Civil liberties activist Gautam Navlakha, who is in custody at Taloja prison as an accused in the Elgar Parishad - Bhima Koregaon case is “near-blind” in jail his partner has said, after his spectacles was stolen 10 days ago and a new pair she sent, has been returned by the jail.
His partner Sahba Husain who lives in Delhi said that on a phone call made on November 30, Navlakha informed her that his spectacles were stolen on November 27, when he had removed it while sleeping and that he has been facing difficulties without it
“I have lived with him for 25 years. I know it is a necessity for him, those are not for reading, he needs them to see. At night he could fall without them,” she says.
Husain had got a new pair made for Navlakha, who is close to 70, and dispatched it by speed post on December 3. When she tracked the consignment it showed that the item had been “Returned Refused” on December 5. It is now on its way back.

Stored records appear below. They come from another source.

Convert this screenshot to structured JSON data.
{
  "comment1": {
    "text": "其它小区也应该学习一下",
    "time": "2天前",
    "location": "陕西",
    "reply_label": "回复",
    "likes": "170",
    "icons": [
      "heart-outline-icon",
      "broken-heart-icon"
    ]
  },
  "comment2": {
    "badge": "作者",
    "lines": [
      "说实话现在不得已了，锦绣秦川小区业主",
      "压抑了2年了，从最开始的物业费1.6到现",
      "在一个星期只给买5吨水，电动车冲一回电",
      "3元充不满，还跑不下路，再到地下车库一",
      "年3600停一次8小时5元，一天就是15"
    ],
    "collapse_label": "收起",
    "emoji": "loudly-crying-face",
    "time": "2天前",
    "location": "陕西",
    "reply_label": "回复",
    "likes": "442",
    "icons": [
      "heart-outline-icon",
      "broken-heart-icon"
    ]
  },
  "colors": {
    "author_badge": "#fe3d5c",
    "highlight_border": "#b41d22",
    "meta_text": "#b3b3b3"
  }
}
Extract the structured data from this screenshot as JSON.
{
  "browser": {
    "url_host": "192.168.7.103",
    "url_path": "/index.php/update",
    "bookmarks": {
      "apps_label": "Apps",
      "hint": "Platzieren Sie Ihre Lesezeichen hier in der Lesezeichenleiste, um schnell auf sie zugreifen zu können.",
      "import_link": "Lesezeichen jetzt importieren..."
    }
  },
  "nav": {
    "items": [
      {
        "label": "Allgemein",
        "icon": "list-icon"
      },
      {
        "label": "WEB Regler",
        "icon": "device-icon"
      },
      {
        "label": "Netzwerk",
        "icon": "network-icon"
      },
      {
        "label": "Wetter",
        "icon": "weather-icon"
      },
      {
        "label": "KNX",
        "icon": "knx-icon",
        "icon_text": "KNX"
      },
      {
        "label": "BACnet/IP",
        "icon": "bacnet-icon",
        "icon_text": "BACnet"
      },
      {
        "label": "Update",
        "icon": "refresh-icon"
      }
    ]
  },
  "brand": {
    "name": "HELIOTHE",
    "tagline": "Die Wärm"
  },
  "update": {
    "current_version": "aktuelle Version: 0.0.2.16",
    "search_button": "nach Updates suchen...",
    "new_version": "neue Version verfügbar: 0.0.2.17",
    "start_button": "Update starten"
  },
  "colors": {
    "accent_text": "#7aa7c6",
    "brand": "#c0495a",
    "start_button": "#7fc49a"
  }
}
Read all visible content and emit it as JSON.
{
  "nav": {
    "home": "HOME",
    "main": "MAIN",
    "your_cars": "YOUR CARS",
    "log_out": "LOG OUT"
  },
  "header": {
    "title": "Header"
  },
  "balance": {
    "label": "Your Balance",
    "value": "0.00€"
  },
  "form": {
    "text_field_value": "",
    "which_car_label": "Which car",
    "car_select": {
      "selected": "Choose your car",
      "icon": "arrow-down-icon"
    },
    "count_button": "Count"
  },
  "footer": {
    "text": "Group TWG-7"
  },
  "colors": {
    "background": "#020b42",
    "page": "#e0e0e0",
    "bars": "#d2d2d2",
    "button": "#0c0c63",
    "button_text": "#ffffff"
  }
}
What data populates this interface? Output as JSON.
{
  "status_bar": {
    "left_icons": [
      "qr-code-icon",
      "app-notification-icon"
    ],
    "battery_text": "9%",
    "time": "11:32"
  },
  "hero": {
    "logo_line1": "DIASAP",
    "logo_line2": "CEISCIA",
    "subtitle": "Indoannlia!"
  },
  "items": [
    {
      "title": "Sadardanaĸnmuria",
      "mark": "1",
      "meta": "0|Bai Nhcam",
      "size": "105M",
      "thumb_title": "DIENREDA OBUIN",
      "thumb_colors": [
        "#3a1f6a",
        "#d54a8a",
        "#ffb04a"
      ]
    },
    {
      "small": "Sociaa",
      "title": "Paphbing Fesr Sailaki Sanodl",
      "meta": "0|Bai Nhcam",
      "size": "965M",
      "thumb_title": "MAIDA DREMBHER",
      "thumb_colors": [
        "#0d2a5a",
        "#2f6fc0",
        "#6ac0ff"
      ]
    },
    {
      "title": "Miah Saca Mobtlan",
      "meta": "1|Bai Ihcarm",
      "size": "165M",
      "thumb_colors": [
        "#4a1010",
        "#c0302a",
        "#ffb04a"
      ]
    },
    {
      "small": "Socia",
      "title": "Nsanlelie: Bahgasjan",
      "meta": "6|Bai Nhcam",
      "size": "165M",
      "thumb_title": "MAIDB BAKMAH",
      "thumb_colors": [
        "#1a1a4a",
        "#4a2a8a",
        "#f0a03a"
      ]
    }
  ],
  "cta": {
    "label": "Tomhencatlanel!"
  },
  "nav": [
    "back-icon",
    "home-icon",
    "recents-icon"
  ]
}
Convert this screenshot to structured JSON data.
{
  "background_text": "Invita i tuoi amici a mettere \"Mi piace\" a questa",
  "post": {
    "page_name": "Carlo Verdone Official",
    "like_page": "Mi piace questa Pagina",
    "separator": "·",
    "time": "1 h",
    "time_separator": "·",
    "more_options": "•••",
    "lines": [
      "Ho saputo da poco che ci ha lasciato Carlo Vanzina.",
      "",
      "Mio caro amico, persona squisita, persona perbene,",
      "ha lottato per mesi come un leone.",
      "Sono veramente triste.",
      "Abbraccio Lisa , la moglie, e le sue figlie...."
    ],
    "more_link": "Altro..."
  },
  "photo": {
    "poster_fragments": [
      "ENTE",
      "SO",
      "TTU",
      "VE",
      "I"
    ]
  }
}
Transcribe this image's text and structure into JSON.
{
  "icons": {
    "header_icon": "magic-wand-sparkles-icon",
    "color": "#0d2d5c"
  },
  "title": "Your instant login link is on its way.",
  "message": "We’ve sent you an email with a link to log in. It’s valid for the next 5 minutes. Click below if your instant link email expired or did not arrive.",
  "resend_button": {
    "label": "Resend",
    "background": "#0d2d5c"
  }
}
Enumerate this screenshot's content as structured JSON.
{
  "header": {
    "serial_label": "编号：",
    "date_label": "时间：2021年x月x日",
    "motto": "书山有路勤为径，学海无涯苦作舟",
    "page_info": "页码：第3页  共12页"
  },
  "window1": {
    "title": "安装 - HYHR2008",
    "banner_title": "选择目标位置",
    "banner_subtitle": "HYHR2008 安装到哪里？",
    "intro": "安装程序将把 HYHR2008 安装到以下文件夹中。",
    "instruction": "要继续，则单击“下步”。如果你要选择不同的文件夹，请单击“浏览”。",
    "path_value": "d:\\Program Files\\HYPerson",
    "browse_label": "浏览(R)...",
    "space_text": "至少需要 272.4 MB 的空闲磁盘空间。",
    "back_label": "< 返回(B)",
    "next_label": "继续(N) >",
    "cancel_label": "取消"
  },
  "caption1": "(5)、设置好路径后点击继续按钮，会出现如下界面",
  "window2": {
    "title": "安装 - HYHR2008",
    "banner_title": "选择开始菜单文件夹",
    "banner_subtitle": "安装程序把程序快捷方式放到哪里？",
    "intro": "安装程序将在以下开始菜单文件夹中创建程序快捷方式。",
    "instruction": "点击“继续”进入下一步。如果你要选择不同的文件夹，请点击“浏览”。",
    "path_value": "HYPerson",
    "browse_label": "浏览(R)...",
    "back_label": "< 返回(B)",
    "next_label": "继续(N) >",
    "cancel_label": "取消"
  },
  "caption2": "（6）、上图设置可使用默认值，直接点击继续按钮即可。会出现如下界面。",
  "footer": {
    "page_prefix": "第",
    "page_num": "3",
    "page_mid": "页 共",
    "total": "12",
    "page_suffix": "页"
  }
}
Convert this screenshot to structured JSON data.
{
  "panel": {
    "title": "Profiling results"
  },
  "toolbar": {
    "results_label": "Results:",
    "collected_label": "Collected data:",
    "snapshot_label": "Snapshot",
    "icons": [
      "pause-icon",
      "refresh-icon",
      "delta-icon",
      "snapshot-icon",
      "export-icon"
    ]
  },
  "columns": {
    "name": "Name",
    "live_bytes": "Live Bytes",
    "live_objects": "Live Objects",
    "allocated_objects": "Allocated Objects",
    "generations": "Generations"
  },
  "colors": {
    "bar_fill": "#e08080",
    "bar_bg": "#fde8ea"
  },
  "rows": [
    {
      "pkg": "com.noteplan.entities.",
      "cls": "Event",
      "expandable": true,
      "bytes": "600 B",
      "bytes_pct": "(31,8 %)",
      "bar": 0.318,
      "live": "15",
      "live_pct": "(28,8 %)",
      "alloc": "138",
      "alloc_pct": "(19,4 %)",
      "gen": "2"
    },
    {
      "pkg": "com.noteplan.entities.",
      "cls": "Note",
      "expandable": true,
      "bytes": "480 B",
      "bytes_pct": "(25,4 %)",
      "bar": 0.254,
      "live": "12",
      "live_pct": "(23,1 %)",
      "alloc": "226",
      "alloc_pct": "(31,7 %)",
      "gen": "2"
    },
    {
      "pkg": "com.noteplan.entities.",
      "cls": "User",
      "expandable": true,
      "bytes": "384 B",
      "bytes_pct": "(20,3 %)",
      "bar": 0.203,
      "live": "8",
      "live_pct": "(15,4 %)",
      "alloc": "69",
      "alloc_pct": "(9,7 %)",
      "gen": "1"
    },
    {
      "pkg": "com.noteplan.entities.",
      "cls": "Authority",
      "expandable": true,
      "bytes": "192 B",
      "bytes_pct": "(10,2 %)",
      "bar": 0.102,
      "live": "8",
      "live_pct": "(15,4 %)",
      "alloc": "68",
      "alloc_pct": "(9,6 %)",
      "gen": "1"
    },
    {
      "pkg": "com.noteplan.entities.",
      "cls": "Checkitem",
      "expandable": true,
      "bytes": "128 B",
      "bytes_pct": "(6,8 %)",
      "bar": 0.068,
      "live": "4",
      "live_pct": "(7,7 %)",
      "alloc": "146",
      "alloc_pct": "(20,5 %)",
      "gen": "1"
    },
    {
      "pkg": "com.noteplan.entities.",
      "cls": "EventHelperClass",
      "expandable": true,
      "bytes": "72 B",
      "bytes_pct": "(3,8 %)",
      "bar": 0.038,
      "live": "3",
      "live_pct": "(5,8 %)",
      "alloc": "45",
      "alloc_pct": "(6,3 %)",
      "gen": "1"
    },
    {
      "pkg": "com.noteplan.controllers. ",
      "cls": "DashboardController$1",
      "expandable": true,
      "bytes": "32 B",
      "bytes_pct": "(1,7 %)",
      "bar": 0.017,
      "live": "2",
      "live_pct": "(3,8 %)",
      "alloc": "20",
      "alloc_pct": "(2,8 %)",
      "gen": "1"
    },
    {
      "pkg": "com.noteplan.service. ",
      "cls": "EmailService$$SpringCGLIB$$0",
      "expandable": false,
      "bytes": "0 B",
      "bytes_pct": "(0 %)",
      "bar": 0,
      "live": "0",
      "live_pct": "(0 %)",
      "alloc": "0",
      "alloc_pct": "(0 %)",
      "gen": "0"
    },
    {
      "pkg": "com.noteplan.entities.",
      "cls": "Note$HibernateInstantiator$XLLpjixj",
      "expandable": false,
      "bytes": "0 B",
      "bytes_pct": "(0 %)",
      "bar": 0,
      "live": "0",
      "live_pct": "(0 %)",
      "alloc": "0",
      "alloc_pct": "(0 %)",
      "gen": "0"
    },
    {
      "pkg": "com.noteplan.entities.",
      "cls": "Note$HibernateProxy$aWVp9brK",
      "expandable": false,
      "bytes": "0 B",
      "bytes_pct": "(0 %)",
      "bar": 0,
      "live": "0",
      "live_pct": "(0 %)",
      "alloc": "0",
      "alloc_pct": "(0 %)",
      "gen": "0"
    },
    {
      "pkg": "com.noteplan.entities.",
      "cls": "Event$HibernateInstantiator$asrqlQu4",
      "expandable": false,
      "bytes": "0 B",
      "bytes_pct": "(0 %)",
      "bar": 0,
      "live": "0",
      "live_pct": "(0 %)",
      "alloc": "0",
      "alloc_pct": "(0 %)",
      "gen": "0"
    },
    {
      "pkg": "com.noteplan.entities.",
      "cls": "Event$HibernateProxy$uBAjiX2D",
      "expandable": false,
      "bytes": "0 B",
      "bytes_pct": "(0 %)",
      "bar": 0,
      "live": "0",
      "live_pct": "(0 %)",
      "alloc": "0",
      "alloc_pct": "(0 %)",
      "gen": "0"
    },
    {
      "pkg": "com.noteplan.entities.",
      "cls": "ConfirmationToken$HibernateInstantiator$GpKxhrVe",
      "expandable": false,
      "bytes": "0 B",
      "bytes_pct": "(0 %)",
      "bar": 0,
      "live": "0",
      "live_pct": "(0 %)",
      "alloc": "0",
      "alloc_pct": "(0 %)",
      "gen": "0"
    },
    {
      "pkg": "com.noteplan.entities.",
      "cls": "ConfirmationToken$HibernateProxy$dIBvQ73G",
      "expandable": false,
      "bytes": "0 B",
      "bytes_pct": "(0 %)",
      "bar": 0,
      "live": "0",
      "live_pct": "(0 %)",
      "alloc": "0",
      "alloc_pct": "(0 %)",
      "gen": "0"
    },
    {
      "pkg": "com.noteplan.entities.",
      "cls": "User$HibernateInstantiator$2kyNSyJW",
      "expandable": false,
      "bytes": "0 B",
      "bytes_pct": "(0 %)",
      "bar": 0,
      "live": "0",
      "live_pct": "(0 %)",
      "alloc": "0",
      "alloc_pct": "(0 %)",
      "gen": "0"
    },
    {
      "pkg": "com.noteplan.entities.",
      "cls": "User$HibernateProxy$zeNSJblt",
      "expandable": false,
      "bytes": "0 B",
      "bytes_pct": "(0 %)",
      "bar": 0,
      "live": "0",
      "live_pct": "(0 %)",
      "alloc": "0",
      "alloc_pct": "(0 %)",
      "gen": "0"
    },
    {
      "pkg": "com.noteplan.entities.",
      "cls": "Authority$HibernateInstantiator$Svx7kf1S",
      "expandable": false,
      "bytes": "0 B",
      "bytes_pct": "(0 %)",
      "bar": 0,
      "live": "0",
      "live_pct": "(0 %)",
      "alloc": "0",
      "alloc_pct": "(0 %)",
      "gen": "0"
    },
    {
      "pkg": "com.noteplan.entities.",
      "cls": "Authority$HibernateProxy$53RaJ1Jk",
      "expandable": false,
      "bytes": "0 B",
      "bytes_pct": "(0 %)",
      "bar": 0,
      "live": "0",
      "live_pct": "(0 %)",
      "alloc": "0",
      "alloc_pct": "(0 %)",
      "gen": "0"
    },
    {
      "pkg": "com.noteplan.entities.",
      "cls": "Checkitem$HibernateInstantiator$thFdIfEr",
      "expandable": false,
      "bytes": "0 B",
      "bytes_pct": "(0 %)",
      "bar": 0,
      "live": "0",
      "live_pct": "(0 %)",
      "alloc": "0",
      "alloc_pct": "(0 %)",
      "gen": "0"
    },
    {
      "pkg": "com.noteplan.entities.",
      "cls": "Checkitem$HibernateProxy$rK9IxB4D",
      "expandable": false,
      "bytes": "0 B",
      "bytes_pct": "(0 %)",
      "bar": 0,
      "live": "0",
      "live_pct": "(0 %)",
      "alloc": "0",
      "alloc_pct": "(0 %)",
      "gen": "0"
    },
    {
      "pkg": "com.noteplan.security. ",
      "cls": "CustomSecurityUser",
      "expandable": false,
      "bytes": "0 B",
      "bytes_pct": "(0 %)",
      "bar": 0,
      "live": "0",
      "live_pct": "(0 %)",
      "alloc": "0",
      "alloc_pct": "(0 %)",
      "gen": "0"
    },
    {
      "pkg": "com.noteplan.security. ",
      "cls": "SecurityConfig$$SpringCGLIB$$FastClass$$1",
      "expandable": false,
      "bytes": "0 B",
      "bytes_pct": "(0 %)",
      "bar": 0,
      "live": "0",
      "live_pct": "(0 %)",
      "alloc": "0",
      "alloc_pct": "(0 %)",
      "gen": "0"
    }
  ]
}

Husain called it “inhuman” and “unjust” that the prison authorities do this to someone Navlakha’s age. She said she had to approach the court to get him a new slipper when his slipper broke and it took two months to reach him.
She has not been able to speak to Navlakha after that call as rules allow only one five-minute call every fifteen days. “Prisoners are the state’s responsibility. It is turning a blind eye to them,” she said.
She said prison authorities had been informed that spectacles will be arriving for Navlakha.
Taloja jail superintendent Kaustubh Kurlekar said that prisoners need to take care of their belongings. Navlakha had informed them that he needed a pair of spectacles, Kurlekar said and they had told him to inform the specifications and they will get one made or that a friend or relative of his could get one to the jail. The superintendent said that the prison does not accept parcels for security reasons and denied having received it. When informed that Navlakha's family is in Delhi, Kurlekar said he has a lot of friends and followers in Mumbai and someone could get it.
Husain however counters this and says that even when slippers and clothes were sent earlier through lawyers or contacts, they were sent back more than once.